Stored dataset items
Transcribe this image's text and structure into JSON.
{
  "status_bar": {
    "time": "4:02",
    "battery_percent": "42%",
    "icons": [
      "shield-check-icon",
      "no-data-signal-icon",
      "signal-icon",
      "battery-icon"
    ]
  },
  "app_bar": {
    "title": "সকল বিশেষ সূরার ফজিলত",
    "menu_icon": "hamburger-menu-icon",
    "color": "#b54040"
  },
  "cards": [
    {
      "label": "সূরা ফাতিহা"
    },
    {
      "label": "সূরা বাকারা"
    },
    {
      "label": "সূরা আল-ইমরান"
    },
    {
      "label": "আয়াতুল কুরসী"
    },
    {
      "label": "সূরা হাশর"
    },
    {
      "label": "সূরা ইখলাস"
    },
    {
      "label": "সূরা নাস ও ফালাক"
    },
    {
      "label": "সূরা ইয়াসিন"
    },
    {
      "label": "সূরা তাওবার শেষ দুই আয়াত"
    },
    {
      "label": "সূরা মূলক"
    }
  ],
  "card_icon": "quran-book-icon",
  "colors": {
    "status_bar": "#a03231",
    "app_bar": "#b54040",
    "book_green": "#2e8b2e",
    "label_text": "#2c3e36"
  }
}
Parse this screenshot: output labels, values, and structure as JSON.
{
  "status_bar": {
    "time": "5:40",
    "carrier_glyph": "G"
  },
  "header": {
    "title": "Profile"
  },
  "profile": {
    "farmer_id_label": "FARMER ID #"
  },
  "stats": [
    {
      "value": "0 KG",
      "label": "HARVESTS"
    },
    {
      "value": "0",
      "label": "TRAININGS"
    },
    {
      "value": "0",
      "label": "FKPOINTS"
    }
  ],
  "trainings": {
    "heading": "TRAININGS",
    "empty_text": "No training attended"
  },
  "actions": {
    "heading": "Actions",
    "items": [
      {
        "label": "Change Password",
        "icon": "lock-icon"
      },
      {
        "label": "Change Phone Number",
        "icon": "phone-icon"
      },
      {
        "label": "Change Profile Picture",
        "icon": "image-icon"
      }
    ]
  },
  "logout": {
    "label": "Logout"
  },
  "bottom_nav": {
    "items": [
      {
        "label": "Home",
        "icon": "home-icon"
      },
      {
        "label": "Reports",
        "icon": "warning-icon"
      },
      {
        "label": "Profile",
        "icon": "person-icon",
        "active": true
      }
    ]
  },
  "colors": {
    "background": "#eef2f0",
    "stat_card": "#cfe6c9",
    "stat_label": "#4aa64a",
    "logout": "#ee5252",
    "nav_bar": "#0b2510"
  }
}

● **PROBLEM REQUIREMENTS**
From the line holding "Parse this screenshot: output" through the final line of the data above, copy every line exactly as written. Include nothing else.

● **RESPONSE**
Parse this screenshot: output labels, values, and structure as JSON.
{
  "status_bar": {
    "time": "5:40",
    "carrier_glyph": "G"
  },
  "header": {
    "title": "Profile"
  },
  "profile": {
    "farmer_id_label": "FARMER ID #"
  },
  "stats": [
    {
      "value": "0 KG",
      "label": "HARVESTS"
    },
    {
      "value": "0",
      "label": "TRAININGS"
    },
    {
      "value": "0",
      "label": "FKPOINTS"
    }
  ],
  "trainings": {
    "heading": "TRAININGS",
    "empty_text": "No training attended"
  },
  "actions": {
    "heading": "Actions",
    "items": [
      {
        "label": "Change Password",
        "icon": "lock-icon"
      },
      {
        "label": "Change Phone Number",
        "icon": "phone-icon"
      },
      {
        "label": "Change Profile Picture",
        "icon": "image-icon"
      }
    ]
  },
  "logout": {
    "label": "Logout"
  },
  "bottom_nav": {
    "items": [
      {
        "label": "Home",
        "icon": "home-icon"
      },
      {
        "label": "Reports",
        "icon": "warning-icon"
      },
      {
        "label": "Profile",
        "icon": "person-icon",
        "active": true
      }
    ]
  },
  "colors": {
    "background": "#eef2f0",
    "stat_card": "#cfe6c9",
    "stat_label": "#4aa64a",
    "logout": "#ee5252",
    "nav_bar": "#0b2510"
  }
}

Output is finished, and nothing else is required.